DATASET RECORDS —
*****

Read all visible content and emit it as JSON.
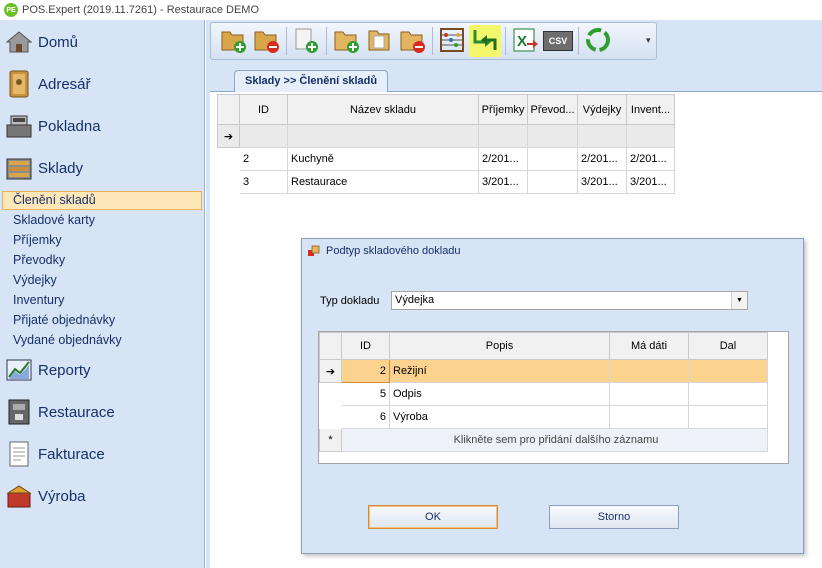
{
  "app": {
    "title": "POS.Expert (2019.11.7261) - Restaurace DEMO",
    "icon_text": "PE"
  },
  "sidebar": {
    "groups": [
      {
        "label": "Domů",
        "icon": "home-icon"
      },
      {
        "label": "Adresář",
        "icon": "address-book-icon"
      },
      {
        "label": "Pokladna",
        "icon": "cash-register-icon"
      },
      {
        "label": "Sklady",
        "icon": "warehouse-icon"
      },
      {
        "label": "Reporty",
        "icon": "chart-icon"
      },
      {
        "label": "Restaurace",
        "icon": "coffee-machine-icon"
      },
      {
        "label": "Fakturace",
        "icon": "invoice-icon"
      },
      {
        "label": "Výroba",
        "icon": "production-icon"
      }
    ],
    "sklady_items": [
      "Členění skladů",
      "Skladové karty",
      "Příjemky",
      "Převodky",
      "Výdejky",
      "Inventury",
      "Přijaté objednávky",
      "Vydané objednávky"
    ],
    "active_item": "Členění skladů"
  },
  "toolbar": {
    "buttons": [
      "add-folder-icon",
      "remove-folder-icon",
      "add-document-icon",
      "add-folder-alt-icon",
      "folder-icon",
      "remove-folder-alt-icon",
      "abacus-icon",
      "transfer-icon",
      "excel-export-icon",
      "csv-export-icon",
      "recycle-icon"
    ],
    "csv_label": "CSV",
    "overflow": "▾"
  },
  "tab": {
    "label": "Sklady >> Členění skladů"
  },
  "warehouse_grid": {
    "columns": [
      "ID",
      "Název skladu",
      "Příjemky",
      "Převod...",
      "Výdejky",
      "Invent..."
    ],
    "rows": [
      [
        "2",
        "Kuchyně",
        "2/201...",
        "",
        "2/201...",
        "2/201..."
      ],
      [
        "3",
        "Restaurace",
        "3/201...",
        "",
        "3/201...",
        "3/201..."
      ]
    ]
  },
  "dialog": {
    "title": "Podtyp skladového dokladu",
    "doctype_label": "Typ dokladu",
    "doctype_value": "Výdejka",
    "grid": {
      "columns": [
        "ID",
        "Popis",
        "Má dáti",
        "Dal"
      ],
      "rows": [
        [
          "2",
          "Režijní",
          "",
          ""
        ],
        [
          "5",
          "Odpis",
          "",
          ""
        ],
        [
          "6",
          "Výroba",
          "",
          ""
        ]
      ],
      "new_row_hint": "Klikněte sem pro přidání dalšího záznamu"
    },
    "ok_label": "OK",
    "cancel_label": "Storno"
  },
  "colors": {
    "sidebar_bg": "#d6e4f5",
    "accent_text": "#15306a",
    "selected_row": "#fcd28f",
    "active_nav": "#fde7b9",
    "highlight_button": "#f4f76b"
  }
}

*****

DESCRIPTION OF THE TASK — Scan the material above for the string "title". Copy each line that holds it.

RESULT OF THIS TASK —
    "title": "POS.Expert (2019.11.7261) - Restaurace DEMO",
    "title": "Podtyp skladového dokladu",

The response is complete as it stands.